Start of Block

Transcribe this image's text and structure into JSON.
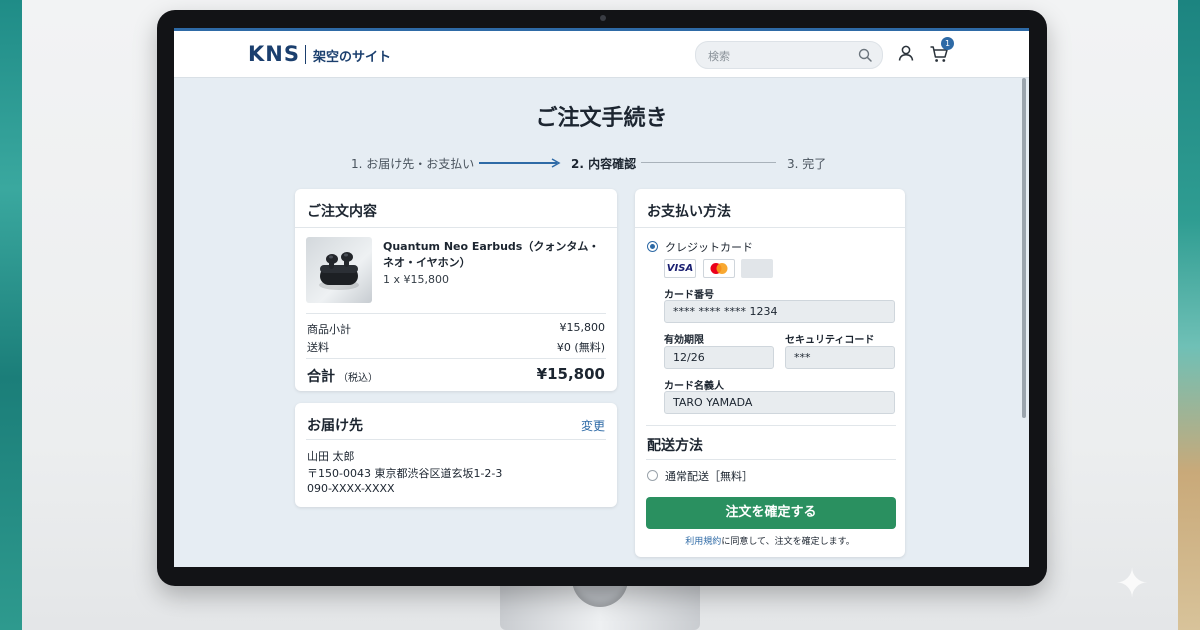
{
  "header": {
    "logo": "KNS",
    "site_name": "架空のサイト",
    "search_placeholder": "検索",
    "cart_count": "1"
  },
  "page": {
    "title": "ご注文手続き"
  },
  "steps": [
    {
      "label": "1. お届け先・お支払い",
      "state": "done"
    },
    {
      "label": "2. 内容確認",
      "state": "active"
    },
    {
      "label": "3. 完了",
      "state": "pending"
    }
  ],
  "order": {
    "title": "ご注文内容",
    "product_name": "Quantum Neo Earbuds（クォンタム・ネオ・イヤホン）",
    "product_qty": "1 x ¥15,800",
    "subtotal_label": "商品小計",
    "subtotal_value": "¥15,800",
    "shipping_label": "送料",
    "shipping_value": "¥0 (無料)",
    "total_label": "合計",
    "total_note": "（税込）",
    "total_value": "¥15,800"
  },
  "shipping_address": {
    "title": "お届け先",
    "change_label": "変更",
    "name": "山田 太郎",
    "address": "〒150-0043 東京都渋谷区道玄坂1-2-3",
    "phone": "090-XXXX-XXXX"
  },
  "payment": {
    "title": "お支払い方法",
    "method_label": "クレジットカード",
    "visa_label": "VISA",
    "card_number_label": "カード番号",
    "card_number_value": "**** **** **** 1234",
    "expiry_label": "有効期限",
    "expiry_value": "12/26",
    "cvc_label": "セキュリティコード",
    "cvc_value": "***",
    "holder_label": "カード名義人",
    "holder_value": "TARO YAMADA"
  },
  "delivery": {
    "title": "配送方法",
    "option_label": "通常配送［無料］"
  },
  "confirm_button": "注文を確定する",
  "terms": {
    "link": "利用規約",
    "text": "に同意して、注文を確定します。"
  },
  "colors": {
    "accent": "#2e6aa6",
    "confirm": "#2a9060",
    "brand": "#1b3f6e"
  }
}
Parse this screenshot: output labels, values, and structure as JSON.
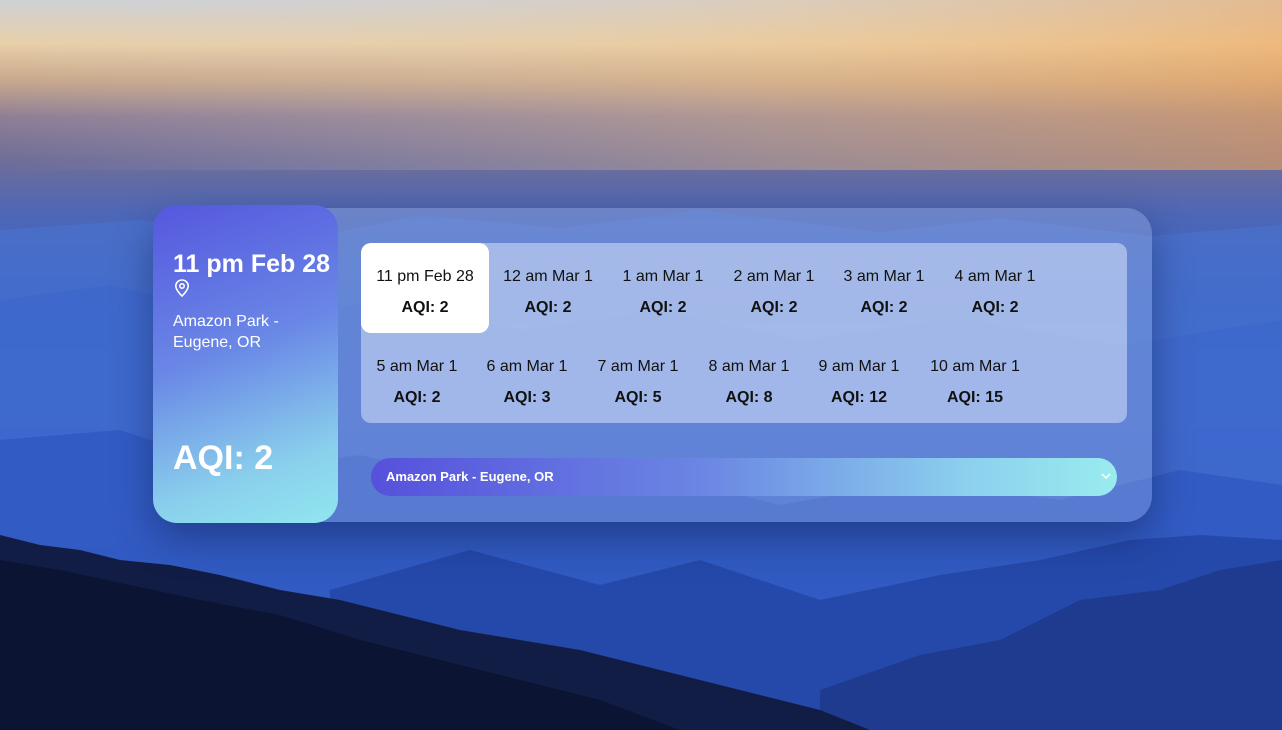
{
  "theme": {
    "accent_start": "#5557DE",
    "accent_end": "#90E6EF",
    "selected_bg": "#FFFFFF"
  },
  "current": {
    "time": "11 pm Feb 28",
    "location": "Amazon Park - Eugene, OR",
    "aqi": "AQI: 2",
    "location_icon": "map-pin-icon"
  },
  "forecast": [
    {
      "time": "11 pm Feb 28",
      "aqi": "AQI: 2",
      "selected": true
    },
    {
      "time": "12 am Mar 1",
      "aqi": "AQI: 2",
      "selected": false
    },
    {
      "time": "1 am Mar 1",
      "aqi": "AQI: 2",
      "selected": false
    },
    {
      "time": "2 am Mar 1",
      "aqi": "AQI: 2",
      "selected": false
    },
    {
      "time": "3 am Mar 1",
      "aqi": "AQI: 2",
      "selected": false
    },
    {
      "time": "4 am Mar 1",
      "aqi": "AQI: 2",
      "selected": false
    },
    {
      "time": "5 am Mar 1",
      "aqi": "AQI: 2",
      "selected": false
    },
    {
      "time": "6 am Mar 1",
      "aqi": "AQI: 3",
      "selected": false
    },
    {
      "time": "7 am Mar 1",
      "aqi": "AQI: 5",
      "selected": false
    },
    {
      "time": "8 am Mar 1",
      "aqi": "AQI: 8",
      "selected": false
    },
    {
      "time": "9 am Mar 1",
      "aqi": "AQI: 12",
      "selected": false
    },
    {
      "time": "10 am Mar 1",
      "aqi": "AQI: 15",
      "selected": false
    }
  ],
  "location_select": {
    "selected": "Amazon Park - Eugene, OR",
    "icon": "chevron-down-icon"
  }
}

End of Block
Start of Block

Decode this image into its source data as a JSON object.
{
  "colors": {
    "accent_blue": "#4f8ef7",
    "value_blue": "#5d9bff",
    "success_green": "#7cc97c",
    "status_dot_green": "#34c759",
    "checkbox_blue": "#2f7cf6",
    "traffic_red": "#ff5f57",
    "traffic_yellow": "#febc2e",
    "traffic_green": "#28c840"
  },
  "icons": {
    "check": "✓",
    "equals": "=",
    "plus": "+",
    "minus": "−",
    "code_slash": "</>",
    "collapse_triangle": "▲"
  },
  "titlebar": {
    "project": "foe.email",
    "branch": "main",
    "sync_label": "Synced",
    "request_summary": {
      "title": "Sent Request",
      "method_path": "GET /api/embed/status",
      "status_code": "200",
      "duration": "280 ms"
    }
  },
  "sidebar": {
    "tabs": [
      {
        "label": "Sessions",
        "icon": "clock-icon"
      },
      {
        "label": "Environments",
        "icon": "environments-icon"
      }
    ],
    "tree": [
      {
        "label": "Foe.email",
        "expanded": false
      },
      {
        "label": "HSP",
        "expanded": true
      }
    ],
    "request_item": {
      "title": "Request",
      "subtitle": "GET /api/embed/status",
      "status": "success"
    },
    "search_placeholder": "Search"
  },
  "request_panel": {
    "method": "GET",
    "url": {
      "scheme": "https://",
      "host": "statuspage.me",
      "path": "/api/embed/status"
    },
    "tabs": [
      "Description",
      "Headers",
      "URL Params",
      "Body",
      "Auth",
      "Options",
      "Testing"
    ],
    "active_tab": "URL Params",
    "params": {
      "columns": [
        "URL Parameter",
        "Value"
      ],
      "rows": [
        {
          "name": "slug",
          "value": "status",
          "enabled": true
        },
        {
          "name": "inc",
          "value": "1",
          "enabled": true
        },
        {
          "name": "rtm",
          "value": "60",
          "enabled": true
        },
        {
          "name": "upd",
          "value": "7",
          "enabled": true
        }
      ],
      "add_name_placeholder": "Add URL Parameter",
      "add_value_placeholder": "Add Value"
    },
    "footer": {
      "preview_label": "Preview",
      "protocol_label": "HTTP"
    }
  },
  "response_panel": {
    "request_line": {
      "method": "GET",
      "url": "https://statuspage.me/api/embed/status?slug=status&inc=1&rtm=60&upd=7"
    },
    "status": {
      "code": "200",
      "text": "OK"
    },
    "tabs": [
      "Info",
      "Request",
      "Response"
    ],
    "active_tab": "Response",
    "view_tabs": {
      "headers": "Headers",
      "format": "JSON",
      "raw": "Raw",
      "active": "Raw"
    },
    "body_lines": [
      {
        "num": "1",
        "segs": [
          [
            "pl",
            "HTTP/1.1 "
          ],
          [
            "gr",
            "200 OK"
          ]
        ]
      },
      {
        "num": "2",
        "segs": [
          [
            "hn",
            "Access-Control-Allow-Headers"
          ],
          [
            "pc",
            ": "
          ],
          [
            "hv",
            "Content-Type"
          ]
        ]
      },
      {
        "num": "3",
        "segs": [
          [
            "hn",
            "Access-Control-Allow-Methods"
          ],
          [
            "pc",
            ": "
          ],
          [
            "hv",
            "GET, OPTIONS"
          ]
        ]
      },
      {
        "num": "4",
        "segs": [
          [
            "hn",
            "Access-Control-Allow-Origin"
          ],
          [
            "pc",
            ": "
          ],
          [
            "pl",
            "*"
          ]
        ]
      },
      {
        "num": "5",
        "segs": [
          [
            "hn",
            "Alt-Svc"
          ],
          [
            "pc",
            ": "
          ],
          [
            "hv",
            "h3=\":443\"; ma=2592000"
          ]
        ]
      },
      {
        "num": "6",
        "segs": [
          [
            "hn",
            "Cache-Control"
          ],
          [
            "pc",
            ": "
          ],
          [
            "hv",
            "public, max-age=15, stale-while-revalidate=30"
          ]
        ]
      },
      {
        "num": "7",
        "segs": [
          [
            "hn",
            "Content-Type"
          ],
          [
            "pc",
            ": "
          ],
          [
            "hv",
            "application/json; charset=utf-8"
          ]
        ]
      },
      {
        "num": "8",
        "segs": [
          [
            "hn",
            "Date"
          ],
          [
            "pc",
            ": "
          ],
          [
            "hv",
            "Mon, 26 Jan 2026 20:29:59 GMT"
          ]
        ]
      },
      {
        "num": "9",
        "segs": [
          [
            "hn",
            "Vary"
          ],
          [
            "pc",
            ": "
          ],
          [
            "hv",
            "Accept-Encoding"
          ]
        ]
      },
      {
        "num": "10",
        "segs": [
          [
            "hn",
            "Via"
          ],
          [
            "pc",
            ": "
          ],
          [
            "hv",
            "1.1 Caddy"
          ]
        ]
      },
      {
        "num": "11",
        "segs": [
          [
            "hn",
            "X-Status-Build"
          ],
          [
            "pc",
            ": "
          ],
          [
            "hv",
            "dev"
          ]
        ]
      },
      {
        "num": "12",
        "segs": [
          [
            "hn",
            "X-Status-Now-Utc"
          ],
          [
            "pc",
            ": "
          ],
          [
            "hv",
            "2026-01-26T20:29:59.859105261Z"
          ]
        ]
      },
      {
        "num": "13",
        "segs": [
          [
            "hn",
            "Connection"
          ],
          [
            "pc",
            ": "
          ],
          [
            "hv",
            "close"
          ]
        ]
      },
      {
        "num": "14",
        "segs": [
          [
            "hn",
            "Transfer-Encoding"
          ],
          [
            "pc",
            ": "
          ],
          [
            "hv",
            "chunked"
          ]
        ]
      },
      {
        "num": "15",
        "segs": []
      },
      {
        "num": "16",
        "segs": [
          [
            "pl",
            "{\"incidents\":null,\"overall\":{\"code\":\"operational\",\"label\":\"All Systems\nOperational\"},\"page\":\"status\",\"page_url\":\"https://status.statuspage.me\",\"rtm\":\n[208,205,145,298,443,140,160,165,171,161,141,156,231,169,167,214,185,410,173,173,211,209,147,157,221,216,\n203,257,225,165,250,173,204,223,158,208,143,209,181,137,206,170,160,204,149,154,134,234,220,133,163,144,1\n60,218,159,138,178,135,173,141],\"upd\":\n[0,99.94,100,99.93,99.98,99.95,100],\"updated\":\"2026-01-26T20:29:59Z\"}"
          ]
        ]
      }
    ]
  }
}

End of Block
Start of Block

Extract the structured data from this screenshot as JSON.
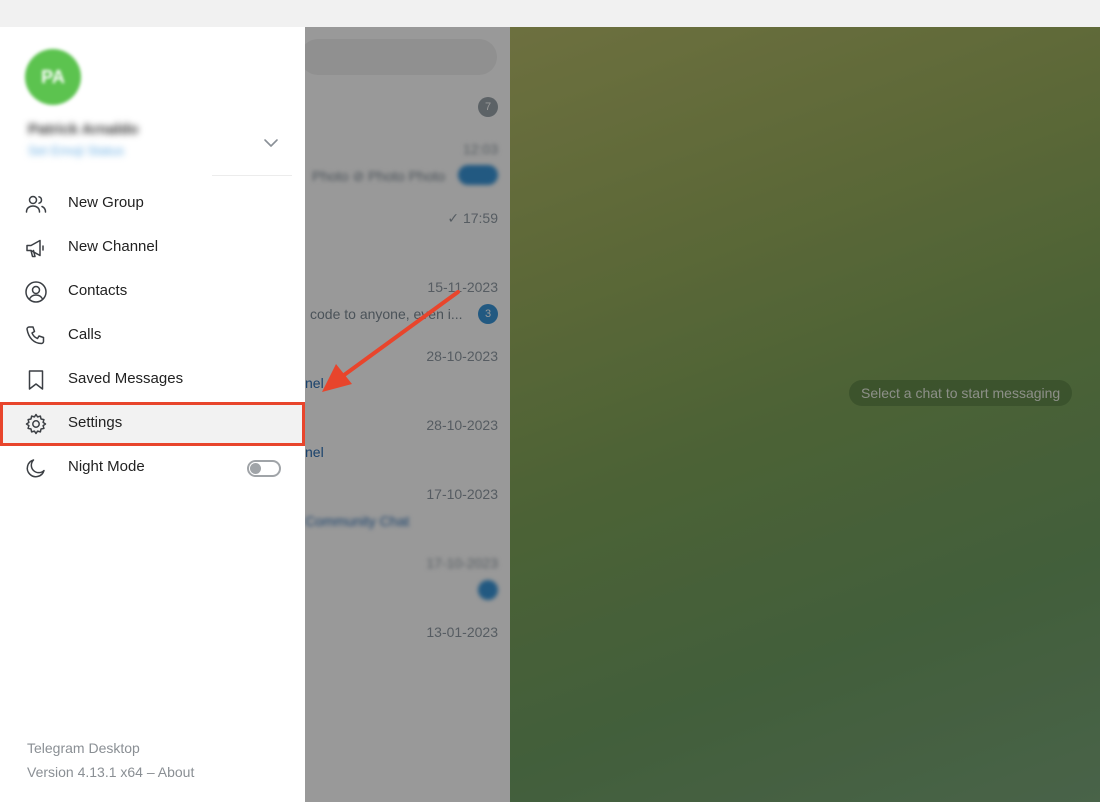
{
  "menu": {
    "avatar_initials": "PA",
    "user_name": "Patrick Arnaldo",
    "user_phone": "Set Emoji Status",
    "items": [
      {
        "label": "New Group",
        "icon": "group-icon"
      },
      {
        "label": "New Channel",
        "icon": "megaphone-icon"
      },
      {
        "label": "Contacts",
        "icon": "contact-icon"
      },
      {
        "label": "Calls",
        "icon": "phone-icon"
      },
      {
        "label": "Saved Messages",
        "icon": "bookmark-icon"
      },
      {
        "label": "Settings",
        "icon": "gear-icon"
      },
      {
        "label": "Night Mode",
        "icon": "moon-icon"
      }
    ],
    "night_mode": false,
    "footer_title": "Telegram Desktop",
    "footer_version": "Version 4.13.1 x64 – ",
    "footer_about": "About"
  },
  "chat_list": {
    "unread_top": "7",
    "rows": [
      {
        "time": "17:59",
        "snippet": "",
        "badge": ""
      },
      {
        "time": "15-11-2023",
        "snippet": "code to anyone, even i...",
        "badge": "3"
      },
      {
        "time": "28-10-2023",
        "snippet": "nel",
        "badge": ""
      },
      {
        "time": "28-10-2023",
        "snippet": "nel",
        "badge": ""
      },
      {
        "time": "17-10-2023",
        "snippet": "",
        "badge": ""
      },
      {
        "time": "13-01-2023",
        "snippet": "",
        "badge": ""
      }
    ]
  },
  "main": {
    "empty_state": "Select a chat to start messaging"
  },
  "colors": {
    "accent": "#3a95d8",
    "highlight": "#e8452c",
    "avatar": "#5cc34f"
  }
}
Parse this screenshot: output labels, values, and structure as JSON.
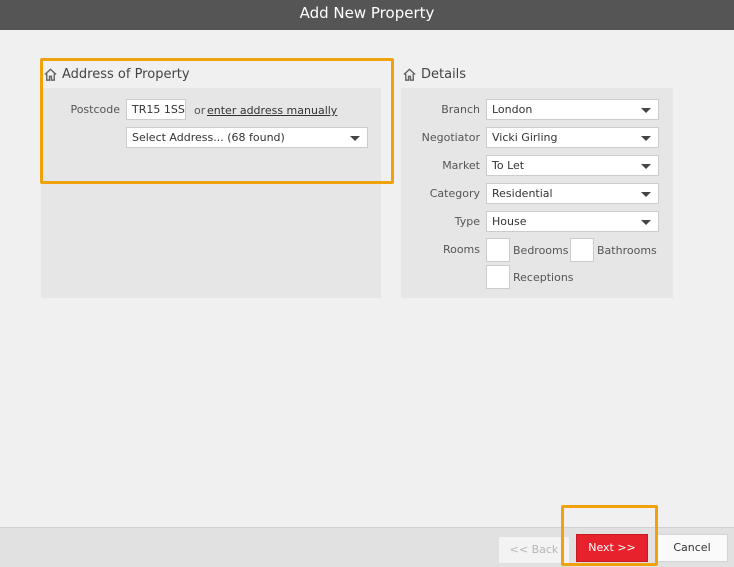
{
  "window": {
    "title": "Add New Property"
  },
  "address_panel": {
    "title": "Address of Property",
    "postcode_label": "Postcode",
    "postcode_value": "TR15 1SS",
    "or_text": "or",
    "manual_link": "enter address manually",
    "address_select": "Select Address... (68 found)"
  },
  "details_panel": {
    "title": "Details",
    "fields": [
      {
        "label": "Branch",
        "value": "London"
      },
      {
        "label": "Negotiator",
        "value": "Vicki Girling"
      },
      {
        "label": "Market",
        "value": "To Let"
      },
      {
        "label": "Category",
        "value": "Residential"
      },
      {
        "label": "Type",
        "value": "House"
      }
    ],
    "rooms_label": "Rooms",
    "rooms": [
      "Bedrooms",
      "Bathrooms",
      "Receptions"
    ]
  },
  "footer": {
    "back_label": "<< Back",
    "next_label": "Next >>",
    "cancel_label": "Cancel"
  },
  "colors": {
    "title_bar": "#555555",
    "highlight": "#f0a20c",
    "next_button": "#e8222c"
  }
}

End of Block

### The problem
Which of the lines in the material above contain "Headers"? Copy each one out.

### Answer section
      "Headers",
      "headers": "Headers",
            "Access-Control-Allow-Headers"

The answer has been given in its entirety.